For join indexes you can:

  1. Specify the columns to be compressed using the (column_1_name) syntax elements in the SELECT clause of a CREATE JOIN INDEX statement.
  2. Specify the columns to remain uncompressed using the (column_2_name) syntax elements in the SELECT clause for the same CREATE JOIN INDEX statement.

Example 1: Join Index Row Compression

Assume that a join index specifies 5 columns:

  • Two columns with repeating values:
    • Column A indicates whether the customer owns a truck or car
    • Column B indicates whether the vehicle is domestic or foreign made
  • Three columns of unique, or mostly unique, information:
    • Column C is the customer name
    • Column D is the customer address
    • Column E is the customer phone number

The uncompressed join index row data is as follows:


You can specify row compression in a CREATE JOIN INDEX statement, for example:

     SELECT (col_a,col_b),(col c,col_d,col_e)
     FROM  table_name 
     . . . ;

where the first set of parentheses defines the columns (col_a and col_b) for which duplicate row values are compressed, and the second set of parentheses defines the remaining columns (col_c, col_d, and col_e), for which row values are not compressed.

As a result, the system stores each possible combination of the repeating values for col_a and col_b once, grouped with the related row values for the uncompressed columns, for example:



Row compression significantly reduces index storage space for index columns that have a large number of repeating values.

Usage Notes

Row compression is valuable where column values repeat from row to row. Columns in a join index that have a high percentage of distinct (non-repeating) values are not a good candidates for row compression. Row compression cannot be used with data using row-level security constraints. A join index with row compression cannot be column-partitioned.

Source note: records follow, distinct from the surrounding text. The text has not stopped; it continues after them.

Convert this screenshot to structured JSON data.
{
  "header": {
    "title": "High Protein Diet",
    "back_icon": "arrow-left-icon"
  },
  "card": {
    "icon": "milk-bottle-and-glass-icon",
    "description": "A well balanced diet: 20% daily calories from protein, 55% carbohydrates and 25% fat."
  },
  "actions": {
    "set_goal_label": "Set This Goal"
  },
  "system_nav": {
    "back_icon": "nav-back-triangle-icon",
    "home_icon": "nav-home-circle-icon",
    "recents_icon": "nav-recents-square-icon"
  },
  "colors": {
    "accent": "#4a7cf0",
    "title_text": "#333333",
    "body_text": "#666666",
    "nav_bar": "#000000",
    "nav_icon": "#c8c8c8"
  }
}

A row-compressed JI cannot be used for a query with outer joins, queries with complicated correlated subqueries, and single-table OLAP queries.

In addition to any row compression you define for a join index, the index also inherits MVC compression defined for its base tables, with some exceptions.

Related Topics

For information on... See...
strategies and restrictions when specifying row compression in a join index, including how join indexes inherit MVC from base tables “CREATE JOIN INDEX” in SQL Data Definition Language Detailed Topics
syntax and examples for using the CREATE JOIN INDEX statement “CREATE JOIN INDEX” in SQL Data Definition Language Syntax and Examples
join index row compression as it relates to database design Join Index Storage